One of the joys of playing racing games is that you get the opportunity to drive cars that you normally wouldn't even be able to touch without being chased out of the showroom. Okay, we can say that even in 1999, when it was still really 'new', the VW New Beetle rarely figured in our automotive fantasies. That made the arrival of Beetle Adventure Racing for the Nintendo 64 even more of a surprise. A surprise that, however, was nothing compared to the surprise of how good the game actually was.

This underrated gem apparently started life as Need for Speed 64, before someone in a pinstripe suit at publisher Electronic Arts signed a licensing deal with Volkswagen, probably over a lunch so expensive it would bring tears to your eyes. The studio's development department then had to take a right turn, after which the game became a hot-knots racer with compact retro cars.

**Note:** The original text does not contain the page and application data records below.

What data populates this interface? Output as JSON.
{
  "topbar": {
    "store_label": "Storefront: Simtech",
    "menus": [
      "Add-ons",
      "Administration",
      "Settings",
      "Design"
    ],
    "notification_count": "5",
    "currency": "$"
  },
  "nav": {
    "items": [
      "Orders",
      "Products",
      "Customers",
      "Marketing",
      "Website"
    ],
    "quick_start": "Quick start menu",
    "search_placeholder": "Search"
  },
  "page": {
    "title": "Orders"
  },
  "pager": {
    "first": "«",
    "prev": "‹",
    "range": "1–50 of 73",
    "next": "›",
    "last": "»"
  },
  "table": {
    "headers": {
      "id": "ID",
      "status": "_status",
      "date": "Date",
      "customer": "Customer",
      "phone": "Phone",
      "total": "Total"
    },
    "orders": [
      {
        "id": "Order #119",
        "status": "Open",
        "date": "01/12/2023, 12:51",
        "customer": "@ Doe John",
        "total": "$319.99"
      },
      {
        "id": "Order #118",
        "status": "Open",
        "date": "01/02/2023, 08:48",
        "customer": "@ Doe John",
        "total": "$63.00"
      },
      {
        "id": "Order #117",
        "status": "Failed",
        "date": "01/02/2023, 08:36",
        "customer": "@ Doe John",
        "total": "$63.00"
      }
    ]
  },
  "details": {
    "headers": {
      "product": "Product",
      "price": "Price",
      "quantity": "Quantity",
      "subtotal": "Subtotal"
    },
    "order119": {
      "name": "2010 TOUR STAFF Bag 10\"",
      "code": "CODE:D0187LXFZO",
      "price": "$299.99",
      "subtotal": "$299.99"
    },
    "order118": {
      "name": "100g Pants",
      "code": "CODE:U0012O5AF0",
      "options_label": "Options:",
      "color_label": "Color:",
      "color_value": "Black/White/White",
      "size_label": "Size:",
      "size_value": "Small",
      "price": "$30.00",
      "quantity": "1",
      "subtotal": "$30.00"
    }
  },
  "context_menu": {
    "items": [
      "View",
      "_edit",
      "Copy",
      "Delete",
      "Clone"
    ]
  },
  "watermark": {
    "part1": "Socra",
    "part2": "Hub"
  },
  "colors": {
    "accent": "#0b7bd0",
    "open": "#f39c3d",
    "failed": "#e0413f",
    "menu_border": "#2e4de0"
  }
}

Why was Beetle Adventure Racing such a good game?

The surprisingly competent controls made good use of the advantages of the N64's analog controller, which is the core of what makes the game so playable. The design of the circuits was top notch and the addition of power-ups and other things gave Beetle Adventure Racing its own character.

The game took you to volcanic islands, haunted forests and a circuit called Coventry Cove. The simple fact that that was a glowing ride through an idyllic English landscape, and not an endless traffic jam in a post-war, brutalist nightmare of cast concrete, makes us suspect that the American game studio Paradigm Entertainment never actually visited Coventry at the time.

Beetle Adventure Racing is also there with another car in the leading role

A wonderful final twist to this story is the fact that this cult classic was released in Australia as HSV Adventure Racing. The leading role was not played by the Beetle, but by the Holden Commodore muscle car with a 5.0-liter V8 engine, which probably made the long walk to the checkout feel a lot less boring for Australian kids. Not that we suffered from childhood trauma or anything…